Sunday, November 05, 2006


This review of Saw III in The Independent made me laugh out loud. Follow this link to see the other reviews of the same film!
Go and see a film where people have to saw off their own feet, watch as their rib-cages are ripped from their bodies, and be drowned in a vat of liquefied pig guts, the editor said. See if you can endure it without puking or fainting. So, naturally, I fetched my 86-year-old granny and wheeled her to the nearest cinema.

My nan is the sweetest, gentlest old woman in the world, but for some reason she's always had an appetite for psychotically sadistic horror films. Some of my fondest memories from childhood are sitting up late at night with her, watching I Spit on Your Grave, Nightmares in a Damaged Brain and a hundred other video nasties.

We were already aficionados of the Saw films. For those of you who haven't seen them (where have you been?) they feature a serial murderer called Jigsaw placing an innocent civilian in a dilemma. You wake up wired to a hideous machine - its exact nature varies - and a white-faced puppet mask, which looks uncannily like the Tory MP John Redwood, appears before you to explain you can either elaborately mutilate your body to get away, or stay and die in agony. Imagine an edition of the Krypton Factor presented by Fred West, and you've got the idea.

From the first mutilation in Saw III, my nan was clapping her hands in glee. "Look, son - he's got to burn his face off on the pipe to get the key!" she exclaimed as I was gagging and retching into my popcorn. The camera never averts its gaze: you see every smashed bone and maggoty wound. "Whoever directed this should be sectioned," I groaned as yet another actor was turned into an interchangeable pile of body parts. "And given an Oscar!" she cried.

As a victim was having his arms and legs twisted from his body, I asked Nan how she could stand it. "Oh, once you've lost control of your bowels, nothing looks very gross any more, darlin'," she said. "Now shut up, look - his leg's come right off!" The only way to survive Saw III is with your nan there to hold your hand. Just make sure she doesn't saw it off when you're not looking.

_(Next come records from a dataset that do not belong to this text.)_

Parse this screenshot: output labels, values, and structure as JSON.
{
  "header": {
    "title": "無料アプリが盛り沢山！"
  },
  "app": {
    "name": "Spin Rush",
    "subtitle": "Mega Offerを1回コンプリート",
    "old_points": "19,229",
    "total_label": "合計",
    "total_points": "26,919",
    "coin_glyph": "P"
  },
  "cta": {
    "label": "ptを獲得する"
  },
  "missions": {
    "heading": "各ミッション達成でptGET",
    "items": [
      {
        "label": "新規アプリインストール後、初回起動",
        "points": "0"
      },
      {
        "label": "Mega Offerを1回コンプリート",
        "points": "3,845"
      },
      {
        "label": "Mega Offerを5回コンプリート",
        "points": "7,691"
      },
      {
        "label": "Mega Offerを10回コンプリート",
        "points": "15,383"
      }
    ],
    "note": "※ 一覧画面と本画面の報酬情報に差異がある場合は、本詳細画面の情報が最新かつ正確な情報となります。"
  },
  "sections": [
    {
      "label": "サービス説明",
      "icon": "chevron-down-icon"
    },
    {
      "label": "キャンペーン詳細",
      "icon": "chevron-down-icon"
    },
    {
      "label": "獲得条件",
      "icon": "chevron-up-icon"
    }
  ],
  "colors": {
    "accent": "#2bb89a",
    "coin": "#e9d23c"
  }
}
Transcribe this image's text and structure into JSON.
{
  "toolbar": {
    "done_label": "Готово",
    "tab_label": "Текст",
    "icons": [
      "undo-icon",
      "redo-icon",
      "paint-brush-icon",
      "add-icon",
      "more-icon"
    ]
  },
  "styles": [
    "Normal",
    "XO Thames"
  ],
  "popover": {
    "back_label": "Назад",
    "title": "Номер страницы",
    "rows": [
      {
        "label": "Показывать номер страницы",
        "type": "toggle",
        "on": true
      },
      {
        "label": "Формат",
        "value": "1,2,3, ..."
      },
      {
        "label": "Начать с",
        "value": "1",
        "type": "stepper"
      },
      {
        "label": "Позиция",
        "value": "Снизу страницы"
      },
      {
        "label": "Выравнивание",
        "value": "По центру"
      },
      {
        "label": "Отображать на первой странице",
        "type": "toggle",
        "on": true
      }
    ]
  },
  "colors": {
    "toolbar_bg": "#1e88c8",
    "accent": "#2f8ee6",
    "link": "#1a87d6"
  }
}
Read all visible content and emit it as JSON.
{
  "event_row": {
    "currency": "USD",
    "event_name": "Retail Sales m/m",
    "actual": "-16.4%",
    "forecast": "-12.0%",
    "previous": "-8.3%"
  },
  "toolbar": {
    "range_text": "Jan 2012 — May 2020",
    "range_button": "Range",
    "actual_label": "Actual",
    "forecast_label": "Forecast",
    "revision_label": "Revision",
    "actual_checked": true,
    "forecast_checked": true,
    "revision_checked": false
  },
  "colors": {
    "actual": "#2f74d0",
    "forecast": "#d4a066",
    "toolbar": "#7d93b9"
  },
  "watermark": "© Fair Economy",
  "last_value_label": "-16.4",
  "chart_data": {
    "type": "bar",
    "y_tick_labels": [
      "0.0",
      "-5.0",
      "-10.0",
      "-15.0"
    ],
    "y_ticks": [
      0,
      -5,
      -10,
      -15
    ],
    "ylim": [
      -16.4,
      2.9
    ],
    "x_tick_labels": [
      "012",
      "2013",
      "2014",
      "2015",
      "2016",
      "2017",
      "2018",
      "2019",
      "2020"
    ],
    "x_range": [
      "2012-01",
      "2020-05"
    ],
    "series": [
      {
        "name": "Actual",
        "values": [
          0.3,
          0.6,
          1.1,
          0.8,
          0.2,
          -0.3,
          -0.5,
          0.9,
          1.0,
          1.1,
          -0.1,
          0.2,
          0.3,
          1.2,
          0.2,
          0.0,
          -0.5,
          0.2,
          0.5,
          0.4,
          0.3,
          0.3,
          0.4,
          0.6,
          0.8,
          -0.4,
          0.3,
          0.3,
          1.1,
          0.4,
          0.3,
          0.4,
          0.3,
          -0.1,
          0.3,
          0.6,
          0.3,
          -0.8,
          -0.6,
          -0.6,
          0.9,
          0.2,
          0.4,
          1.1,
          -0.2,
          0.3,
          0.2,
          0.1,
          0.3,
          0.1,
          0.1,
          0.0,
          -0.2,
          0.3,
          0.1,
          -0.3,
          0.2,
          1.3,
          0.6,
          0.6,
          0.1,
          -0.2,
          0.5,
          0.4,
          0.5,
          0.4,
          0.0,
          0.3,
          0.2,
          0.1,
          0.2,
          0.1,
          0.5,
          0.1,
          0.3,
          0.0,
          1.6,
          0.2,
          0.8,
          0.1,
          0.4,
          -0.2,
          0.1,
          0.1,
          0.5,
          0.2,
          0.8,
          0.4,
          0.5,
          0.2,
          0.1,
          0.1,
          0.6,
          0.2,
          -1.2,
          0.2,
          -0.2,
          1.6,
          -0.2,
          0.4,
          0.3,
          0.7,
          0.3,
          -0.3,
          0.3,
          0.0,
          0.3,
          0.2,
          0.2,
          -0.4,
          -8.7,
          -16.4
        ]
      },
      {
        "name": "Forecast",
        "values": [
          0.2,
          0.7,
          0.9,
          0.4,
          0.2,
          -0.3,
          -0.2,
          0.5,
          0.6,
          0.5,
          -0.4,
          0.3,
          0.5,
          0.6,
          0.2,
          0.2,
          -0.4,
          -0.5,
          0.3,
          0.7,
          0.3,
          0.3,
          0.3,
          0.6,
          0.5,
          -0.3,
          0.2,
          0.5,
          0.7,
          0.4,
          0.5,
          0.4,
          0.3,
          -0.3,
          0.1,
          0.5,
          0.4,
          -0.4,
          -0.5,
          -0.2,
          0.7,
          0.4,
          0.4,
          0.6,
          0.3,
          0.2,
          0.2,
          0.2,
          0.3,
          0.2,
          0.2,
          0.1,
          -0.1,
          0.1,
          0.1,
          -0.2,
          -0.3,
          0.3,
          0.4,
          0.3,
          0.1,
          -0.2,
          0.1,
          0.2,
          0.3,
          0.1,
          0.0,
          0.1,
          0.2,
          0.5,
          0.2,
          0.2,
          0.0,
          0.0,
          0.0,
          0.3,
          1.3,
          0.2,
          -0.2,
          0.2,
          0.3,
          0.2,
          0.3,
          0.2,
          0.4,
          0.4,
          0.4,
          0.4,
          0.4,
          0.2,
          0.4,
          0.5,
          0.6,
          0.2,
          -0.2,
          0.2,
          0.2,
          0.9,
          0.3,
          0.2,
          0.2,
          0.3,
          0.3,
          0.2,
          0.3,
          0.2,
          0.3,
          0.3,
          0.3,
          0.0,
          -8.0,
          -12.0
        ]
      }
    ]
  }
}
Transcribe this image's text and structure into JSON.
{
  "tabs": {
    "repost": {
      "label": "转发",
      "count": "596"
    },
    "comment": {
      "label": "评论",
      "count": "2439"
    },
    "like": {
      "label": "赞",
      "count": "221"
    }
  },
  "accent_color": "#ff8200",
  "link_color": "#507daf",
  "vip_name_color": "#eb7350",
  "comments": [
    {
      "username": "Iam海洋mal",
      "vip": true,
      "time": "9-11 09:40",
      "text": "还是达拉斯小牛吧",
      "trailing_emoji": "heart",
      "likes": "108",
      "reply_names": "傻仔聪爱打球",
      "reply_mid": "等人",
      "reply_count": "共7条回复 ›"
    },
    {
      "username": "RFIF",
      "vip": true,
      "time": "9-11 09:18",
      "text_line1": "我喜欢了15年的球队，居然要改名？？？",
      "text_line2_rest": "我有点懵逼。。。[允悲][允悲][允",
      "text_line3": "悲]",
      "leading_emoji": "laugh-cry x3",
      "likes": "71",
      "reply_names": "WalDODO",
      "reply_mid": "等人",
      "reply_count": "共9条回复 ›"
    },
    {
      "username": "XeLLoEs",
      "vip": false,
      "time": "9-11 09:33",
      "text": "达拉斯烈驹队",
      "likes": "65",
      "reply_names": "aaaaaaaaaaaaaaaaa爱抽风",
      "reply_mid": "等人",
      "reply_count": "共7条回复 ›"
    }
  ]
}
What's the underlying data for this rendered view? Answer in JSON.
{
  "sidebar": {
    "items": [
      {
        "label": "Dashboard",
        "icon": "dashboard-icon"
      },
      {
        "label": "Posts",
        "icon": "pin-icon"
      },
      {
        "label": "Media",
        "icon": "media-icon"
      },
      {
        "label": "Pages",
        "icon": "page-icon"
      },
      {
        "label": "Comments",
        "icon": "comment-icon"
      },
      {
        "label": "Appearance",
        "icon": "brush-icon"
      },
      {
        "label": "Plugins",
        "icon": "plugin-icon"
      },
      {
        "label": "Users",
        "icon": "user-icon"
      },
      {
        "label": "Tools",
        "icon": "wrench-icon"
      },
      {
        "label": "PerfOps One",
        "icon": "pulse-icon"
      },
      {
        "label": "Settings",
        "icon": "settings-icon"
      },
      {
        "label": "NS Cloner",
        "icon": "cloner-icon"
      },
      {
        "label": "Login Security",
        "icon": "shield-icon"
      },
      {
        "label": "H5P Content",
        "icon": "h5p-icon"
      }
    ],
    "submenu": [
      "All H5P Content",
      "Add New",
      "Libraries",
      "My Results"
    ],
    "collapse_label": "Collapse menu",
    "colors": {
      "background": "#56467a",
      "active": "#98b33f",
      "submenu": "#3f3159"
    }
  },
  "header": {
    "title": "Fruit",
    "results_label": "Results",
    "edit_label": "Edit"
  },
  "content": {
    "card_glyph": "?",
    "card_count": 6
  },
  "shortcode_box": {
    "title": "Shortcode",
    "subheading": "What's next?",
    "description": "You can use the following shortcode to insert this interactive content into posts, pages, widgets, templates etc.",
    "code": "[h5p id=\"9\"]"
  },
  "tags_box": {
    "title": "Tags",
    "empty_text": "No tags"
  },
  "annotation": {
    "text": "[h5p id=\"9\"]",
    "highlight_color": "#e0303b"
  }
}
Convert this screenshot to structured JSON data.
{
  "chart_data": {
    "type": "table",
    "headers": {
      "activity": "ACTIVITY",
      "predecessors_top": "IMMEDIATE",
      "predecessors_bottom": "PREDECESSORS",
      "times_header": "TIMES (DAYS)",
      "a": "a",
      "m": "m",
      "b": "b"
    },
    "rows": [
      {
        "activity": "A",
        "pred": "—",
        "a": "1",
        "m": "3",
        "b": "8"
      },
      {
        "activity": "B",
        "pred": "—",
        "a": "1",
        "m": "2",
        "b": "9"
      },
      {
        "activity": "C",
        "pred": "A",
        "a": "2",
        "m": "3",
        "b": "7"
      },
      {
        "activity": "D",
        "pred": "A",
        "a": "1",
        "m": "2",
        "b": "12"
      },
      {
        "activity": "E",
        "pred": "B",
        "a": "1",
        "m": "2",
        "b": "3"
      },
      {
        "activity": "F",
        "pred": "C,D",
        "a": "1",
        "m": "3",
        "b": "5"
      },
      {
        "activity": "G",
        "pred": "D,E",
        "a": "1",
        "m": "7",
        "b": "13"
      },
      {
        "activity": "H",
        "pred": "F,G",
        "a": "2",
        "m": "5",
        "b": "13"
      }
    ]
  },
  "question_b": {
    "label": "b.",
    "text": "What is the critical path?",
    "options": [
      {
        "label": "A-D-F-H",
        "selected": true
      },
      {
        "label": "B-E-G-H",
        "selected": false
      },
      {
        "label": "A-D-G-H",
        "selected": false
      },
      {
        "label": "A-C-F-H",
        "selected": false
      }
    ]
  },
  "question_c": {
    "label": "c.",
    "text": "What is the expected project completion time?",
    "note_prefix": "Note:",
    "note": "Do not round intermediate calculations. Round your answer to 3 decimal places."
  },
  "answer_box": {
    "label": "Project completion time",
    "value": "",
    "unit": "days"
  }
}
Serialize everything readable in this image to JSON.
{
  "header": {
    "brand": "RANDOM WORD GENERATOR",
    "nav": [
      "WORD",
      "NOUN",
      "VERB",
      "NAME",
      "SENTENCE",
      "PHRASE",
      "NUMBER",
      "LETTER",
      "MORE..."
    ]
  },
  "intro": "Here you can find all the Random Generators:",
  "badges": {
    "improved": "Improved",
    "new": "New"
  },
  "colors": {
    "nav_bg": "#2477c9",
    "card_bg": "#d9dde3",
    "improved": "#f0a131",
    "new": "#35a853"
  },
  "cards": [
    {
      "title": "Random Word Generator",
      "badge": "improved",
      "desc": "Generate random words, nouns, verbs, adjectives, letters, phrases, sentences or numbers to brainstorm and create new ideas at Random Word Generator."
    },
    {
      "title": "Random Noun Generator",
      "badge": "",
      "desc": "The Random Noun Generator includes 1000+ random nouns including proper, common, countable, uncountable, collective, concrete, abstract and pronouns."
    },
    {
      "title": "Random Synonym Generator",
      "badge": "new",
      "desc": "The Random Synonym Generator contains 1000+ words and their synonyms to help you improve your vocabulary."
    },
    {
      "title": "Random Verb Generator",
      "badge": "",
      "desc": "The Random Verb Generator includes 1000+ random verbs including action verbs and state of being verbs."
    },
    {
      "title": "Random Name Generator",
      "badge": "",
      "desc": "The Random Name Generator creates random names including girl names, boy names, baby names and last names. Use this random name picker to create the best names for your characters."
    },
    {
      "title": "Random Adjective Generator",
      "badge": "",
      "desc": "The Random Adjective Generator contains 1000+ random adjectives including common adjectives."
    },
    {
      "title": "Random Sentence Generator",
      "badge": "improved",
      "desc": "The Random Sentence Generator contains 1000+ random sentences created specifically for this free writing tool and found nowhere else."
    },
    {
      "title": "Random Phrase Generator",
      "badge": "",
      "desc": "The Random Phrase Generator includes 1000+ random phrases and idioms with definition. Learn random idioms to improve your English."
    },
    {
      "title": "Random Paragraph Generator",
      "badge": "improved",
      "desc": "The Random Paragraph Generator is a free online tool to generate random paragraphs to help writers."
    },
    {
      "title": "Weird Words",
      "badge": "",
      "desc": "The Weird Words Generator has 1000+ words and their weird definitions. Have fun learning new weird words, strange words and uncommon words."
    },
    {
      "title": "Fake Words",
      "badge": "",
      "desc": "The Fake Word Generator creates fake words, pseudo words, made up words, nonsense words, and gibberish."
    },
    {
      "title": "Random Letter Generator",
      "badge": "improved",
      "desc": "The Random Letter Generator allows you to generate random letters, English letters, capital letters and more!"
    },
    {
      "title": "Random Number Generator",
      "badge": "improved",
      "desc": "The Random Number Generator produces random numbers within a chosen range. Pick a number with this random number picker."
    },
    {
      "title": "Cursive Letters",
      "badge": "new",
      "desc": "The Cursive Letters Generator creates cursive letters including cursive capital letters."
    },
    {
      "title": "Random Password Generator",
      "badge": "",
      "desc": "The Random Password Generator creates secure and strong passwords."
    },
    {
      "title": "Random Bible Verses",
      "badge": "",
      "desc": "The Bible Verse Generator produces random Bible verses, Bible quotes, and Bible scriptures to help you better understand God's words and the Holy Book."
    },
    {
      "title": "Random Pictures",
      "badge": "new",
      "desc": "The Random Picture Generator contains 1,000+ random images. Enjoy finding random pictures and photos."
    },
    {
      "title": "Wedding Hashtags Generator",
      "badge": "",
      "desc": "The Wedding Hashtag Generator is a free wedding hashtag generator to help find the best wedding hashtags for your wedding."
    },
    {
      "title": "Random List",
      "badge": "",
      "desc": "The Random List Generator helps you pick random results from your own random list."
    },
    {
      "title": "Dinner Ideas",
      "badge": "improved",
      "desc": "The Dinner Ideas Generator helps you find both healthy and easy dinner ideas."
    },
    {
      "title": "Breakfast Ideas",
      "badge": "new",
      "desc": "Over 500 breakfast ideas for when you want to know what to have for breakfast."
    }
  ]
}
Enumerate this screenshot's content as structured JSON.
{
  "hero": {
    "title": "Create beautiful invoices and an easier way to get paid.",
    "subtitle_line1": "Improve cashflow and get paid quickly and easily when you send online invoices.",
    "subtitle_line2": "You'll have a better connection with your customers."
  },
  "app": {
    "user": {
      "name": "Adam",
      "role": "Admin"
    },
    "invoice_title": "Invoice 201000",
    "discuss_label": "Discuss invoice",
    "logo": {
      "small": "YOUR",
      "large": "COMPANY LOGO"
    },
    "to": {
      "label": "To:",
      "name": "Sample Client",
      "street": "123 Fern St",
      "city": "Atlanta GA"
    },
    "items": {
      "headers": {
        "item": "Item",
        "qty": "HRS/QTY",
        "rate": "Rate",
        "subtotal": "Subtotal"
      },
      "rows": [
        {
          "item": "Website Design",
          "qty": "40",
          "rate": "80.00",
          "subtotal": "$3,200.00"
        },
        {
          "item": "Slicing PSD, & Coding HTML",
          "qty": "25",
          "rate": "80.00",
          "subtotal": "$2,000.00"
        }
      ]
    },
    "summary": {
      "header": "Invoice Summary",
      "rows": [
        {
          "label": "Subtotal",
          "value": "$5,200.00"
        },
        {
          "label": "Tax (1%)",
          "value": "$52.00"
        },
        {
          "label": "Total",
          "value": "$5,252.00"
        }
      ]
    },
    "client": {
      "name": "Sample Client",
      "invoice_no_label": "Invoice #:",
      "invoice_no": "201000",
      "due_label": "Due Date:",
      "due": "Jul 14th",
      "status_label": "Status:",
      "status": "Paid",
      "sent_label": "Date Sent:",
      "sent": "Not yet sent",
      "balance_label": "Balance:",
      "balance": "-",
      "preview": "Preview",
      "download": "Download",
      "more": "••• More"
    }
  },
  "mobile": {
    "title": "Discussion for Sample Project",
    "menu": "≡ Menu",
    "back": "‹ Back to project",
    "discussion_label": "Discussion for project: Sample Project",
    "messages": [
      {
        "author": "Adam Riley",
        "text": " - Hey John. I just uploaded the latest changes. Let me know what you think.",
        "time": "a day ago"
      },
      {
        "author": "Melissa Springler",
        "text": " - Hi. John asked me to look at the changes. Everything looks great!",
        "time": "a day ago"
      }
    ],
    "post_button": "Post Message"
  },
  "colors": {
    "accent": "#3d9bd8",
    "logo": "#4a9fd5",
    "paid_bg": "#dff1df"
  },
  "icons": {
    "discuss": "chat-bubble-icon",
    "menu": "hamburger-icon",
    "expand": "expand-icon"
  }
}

Saturday, November 04, 2006

Your 10 Shuffle Tunes

Post here the 10 tunes that play on shuffle on your I-Pod, mp3 or i-tunes.

Here are mine:

1) Tell me What You See -The Von Blondies
2) Bleed From Within -The Music
3) Song For the Dead -Queens of the Stone Age
4) Cold Hard Bitch -JET
5) Because -The Beatles
6) Please Forgive Me -David Gray
7) Apple Tree -Wolfmother
8) Enough Space -Foo Fighters
9) Never Be Lonely -The Feeling
10) Shut Down -The Beach Boys

Friday, November 03, 2006

Interesting Fact No.9

A survey found Winchester to be the nicest place to live in the UK according to research for Channel 4's The Best And Worst Places to Live In The UK.
Winchester City Council's site
Channel 4

Thursday, November 02, 2006

National Vegan Week

Well how bizarre is that? Not only is it British Sausage Week, but it's also National Vegan Week! Apparantly humans use much less land and water if they eat crops directly rather than through the intermediary of an animal. There are many vegan alternatives to everyday products such as soya milk and vegan hair conditioner. But Guinness is off the menu as it uses fish in its production processes.

Wednesday, November 01, 2006

Celebrating British Sausage Week

The meat should be predominantly pork in sausages and the main event in sausage week is the search for Britain's Supreme Sausage Sarnie. There are more than 400 different varieties of sausage and sales last year worth more than £500m. Sausages are most likely to be eaten on Saturday and the world's longest sausage was 35 miles long, made in a previous sausage week.